§ **Work required**: Go through the data below and return each line containing the word "title".

Data records for software interfaces
━━━━
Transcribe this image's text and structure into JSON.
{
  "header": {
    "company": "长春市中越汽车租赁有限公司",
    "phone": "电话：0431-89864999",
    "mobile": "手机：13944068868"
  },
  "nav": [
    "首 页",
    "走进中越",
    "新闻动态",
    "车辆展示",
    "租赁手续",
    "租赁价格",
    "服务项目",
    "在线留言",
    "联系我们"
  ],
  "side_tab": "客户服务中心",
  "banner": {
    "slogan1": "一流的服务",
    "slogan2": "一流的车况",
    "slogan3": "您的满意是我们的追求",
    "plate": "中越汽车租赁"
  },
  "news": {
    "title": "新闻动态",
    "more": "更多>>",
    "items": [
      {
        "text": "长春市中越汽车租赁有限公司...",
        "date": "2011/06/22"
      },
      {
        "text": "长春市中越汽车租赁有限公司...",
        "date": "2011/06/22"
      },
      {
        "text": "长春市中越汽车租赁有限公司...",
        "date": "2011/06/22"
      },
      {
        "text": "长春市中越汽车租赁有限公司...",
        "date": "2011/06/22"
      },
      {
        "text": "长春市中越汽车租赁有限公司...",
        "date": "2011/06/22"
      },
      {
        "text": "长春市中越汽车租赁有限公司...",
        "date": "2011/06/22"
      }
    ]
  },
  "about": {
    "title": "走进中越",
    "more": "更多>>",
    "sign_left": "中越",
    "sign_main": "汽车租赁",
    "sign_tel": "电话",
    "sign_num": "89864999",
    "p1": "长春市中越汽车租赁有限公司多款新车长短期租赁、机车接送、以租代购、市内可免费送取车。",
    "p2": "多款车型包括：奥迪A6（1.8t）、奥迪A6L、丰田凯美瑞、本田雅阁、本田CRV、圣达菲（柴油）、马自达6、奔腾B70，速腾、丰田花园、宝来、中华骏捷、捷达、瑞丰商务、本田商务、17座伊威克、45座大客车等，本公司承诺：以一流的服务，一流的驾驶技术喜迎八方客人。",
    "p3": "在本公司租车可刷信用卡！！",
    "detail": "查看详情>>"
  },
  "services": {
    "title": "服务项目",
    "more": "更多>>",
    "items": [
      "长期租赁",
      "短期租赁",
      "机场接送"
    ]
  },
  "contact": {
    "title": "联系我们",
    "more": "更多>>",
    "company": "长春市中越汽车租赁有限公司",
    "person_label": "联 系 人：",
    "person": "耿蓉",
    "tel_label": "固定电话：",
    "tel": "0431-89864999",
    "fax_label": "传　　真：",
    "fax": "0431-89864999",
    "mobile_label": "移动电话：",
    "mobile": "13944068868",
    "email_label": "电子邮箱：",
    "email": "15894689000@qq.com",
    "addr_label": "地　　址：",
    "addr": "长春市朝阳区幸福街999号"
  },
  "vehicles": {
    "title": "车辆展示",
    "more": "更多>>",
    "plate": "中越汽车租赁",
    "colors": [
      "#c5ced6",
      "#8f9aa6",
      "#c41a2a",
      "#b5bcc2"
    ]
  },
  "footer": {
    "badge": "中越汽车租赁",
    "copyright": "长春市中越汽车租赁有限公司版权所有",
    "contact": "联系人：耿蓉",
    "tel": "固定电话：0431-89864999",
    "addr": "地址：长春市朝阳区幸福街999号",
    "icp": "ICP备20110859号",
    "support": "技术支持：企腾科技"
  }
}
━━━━
§ **Solution for this exercise**:
    "title": "新闻动态",
    "title": "走进中越",
    "title": "服务项目",
    "title": "联系我们",
    "title": "车辆展示",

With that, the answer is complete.